◆ Problem ◆
Search the data for "this". Return each matching line.
☆ ☆ ☆ ☆ ☆ ☆ ☆
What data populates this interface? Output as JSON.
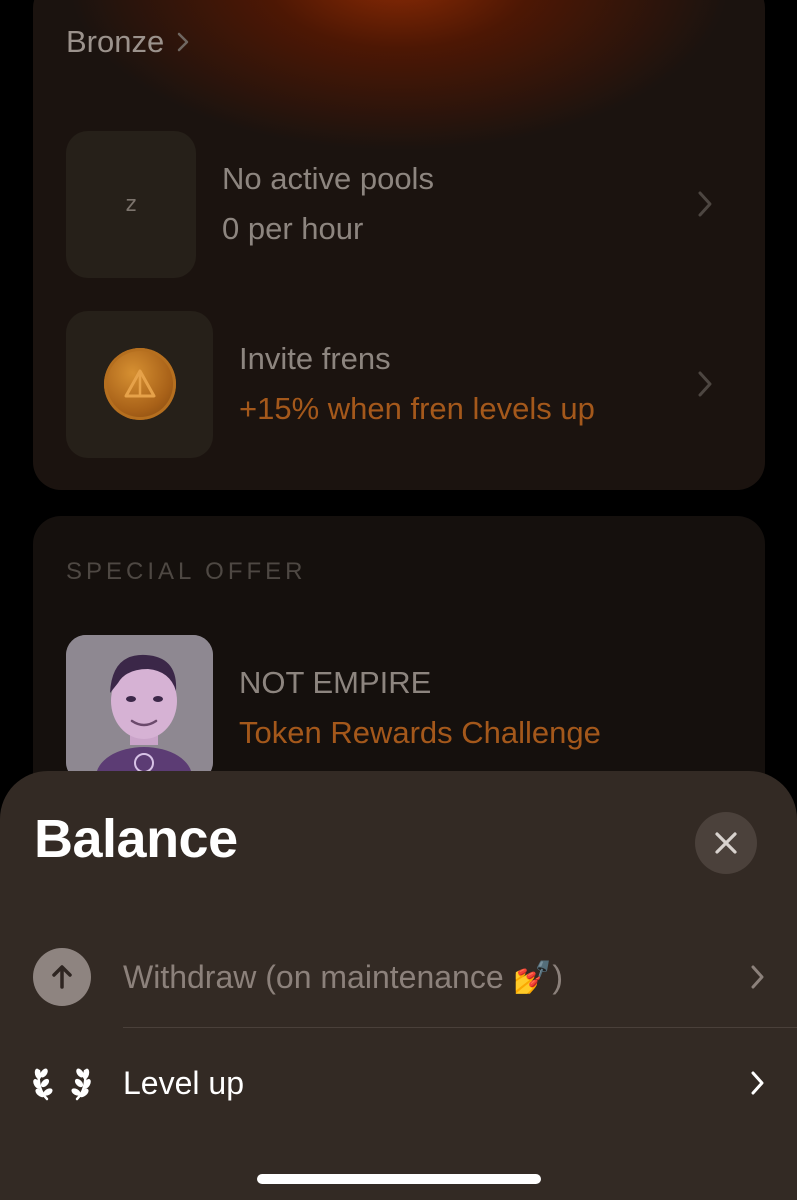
{
  "background": {
    "tier": {
      "label": "Bronze"
    },
    "pools": {
      "title": "No active pools",
      "subtitle": "0 per hour",
      "icon": "sleep-icon"
    },
    "invite": {
      "title": "Invite frens",
      "subtitle": "+15% when fren levels up",
      "icon": "coin-icon"
    },
    "special_offer": {
      "section_label": "SPECIAL OFFER",
      "title": "NOT EMPIRE",
      "subtitle": "Token Rewards Challenge",
      "image": "avatar-image"
    }
  },
  "sheet": {
    "title": "Balance",
    "close_icon": "close-icon",
    "items": [
      {
        "label": "Withdraw (on maintenance 💅)",
        "icon": "arrow-up-circle-icon",
        "enabled": false
      },
      {
        "label": "Level up",
        "icon": "laurel-icon",
        "enabled": true
      }
    ]
  },
  "colors": {
    "accent": "#a4581b",
    "sheet_bg": "#332a24",
    "card_bg": "#1b130f"
  }
}
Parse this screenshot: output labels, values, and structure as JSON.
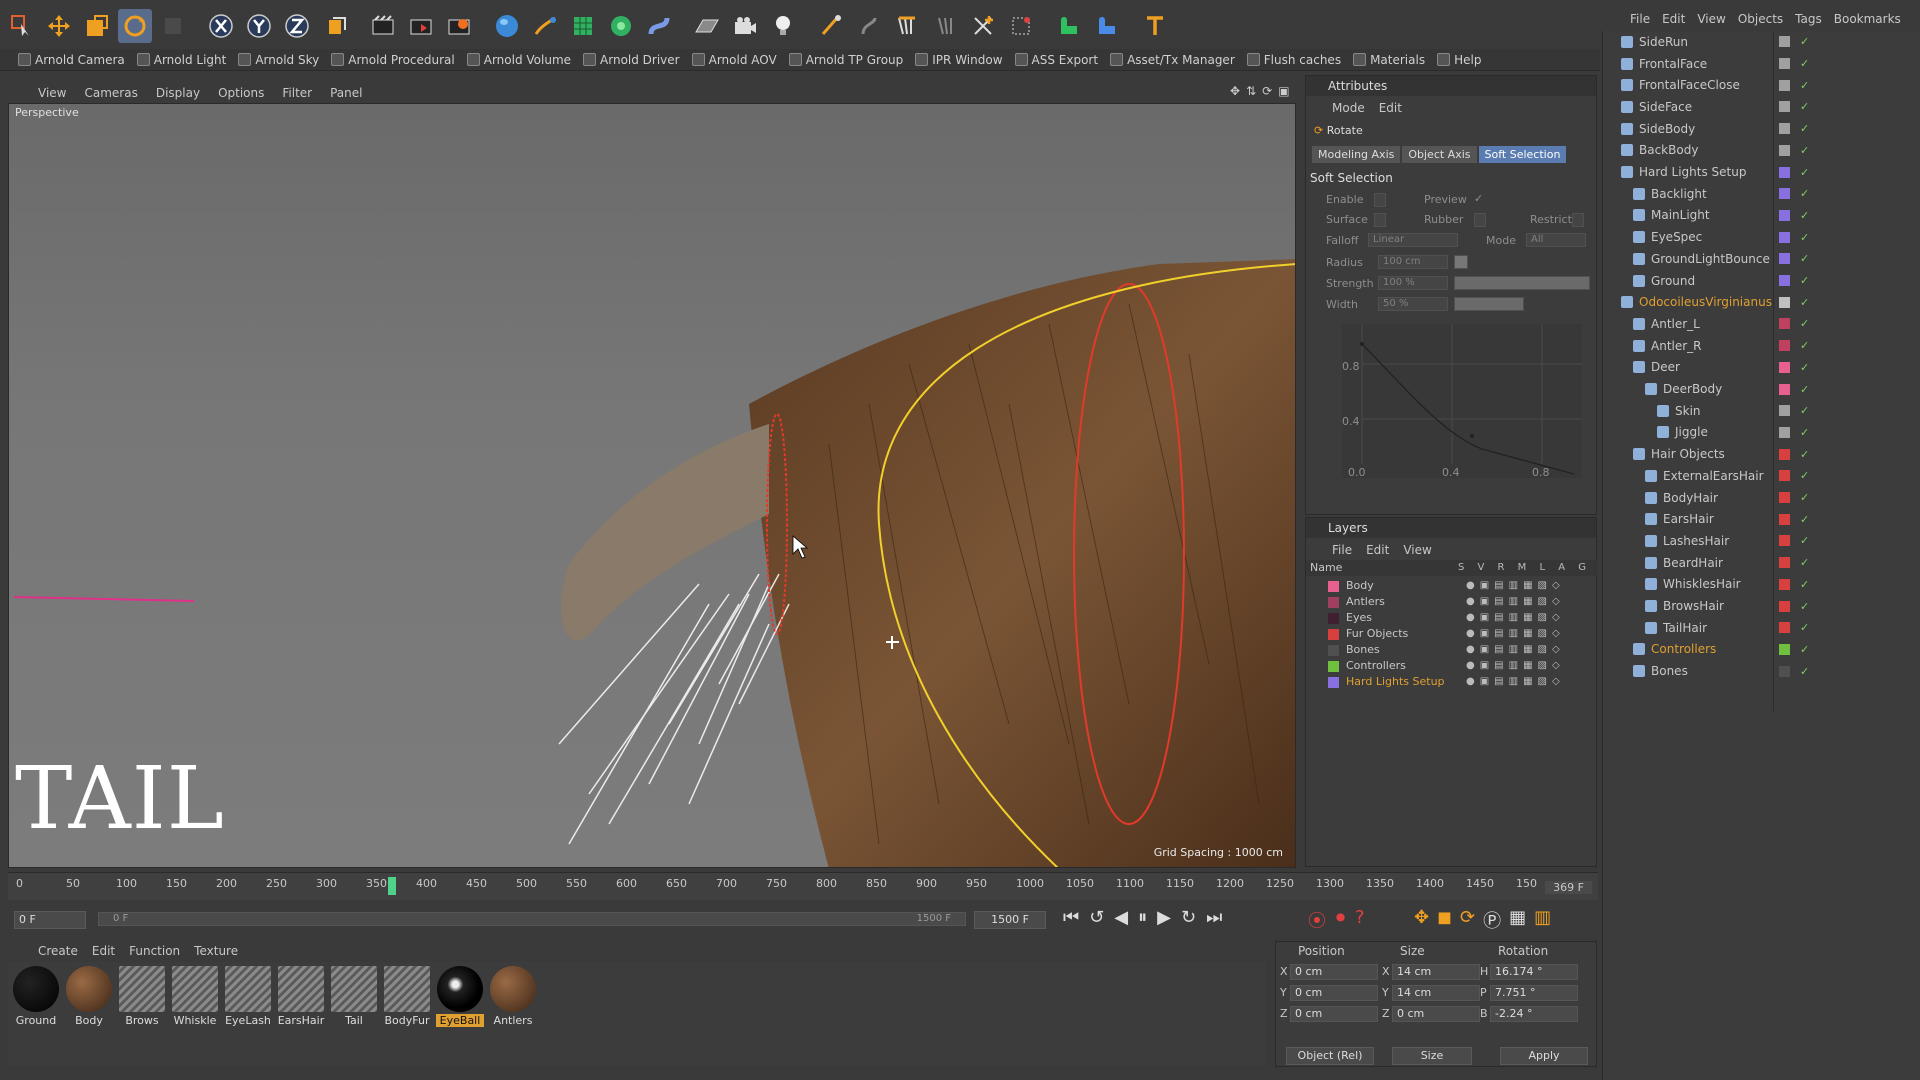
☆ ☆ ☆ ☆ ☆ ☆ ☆
◆ Result of the task ◆
What data populates this interface? Output as JSON.
Parse this screenshot: output labels, values, and structure as JSON.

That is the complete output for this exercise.